Couple interesting news reports out today dealing with healthy kids and healthy schools.

First, let’s talk about an age-old favorite: tag.

Researchers from Children’s Hospital Boston’s Clinical Research Program and University of Massachusetts Amherst are collecting data on popular playground games to see which ones appeal to kids – and burn the fat. Not all games do both. Kickball, for instance, always ranks as a recess favorite but involves lots of standing around.

To get their results, researchers organized games for children in a recess-like setting and monitored their energy expenditure with equipment that read their metabolic levels and oxygen consumption as they played. Once their physical activity levels had been recorded the children ranked how fun the game was using a visual scale based on happy, sad or neutral face cards.

The games that used the most energy and had high fun ratings were tag-based, had few rules and didn’t require a specific skill set or much strategy, according to a Children’s Hospital Boston blog post on the study. According to the team’s research, the four most popular games that also required sufficient energy expenditure were: Stop and Go, Pirate’s Treasure, Dragon’s Tail and Capture the Flag. For a complete list of games tested, their rules and information on their equipment needs, please click here: Games.
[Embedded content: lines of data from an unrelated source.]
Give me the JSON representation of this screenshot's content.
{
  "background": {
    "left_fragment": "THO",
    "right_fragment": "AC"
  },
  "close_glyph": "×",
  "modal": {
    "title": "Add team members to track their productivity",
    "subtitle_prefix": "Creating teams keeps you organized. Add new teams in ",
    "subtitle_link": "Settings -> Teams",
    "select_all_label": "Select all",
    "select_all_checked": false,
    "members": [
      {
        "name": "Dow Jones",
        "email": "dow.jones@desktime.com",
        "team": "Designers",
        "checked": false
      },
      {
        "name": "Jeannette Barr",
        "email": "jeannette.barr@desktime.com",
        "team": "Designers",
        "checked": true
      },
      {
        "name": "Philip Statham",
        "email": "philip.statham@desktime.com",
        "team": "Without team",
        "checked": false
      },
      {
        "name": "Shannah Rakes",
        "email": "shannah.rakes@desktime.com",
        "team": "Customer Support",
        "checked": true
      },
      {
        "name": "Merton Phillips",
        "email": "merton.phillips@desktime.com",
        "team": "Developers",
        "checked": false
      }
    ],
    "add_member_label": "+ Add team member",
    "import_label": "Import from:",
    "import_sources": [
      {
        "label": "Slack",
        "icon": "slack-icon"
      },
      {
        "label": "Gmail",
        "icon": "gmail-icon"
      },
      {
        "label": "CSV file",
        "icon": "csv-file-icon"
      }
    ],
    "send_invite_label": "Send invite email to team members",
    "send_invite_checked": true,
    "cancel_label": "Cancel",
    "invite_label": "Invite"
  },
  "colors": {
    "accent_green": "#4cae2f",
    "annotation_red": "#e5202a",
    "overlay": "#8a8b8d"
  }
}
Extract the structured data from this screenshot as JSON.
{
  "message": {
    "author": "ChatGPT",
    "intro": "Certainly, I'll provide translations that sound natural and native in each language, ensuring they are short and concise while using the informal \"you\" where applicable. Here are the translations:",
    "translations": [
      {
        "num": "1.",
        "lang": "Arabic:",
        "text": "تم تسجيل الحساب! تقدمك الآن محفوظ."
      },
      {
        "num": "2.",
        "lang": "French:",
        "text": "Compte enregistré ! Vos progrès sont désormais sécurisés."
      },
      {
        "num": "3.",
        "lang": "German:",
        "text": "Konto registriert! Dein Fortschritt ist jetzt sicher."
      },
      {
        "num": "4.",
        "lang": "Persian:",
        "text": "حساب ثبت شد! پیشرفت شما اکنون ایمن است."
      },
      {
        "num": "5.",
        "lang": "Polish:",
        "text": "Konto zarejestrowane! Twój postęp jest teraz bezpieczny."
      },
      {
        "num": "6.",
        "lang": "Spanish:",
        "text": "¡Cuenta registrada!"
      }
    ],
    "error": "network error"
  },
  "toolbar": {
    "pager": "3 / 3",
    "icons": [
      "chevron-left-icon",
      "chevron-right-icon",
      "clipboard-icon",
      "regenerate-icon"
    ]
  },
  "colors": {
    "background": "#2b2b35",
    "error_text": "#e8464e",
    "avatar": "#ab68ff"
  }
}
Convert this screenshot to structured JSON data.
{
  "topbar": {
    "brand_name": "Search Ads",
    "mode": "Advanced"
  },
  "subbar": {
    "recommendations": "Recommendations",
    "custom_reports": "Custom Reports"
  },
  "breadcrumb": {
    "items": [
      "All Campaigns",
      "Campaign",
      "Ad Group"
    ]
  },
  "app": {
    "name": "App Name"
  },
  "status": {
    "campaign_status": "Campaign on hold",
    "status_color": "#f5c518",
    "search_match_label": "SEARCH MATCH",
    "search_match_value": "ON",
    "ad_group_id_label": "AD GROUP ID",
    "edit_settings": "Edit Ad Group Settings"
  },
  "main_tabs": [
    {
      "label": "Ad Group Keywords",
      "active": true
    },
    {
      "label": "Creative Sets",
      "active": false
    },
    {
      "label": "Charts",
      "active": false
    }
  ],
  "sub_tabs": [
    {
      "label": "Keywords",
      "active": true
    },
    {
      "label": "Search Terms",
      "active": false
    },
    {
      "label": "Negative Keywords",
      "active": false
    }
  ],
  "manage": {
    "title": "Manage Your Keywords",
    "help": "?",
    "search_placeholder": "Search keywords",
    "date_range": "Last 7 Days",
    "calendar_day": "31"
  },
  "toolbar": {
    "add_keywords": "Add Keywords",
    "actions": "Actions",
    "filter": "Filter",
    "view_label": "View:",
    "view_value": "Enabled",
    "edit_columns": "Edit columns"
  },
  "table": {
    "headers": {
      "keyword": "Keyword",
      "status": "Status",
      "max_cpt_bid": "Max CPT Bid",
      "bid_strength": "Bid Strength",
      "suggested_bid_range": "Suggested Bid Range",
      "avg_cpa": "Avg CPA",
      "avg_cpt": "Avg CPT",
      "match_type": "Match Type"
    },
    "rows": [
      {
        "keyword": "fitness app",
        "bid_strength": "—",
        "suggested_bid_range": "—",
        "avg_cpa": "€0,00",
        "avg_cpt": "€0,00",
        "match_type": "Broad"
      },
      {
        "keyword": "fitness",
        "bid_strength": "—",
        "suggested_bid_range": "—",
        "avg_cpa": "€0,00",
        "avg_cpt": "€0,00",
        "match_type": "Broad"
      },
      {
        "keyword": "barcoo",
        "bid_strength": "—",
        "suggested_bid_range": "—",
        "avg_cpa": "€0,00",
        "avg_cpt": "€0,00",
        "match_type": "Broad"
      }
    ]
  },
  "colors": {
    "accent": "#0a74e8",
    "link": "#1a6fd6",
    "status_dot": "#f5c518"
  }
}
And, to understand the challenges facing parents and school leaders who want healthier food choices for kids at school, see this comprehensive CNN story and accompanying video, which is tied to the National School Lunch Program and Congress’ pending approval of a revised budget. According to CNN, the Obama administration asked for more than $10 billion to improve the program over 10 years. The current bill cuts that money in half. If the bill passes, districts will get about a 6-cent increase per child. Currently, schools in high-expense cities such as San Francisco get $2.74 a meal per child.

And consider these facts outlined in the CNN story:

  • The No. 1 meal served to children in U.S. schools is chicken fingers and French fries.
  • Processed food is much cheaper to serve than fresh produce.
  • A 2009 study published in the Journal of the American Dietetic Association found that 94 percent of school lunches failed to meet the U.S. Agriculture Department’s regulatory standards. None of the schools met the sodium benchmark, based on the 2005 dietary guidelines.
  • One in five schools served lunches that met the total fat standard.
  • A 2009 study that looked at children who participated in the National School Lunch Program found they were more likely to gain weight than other children.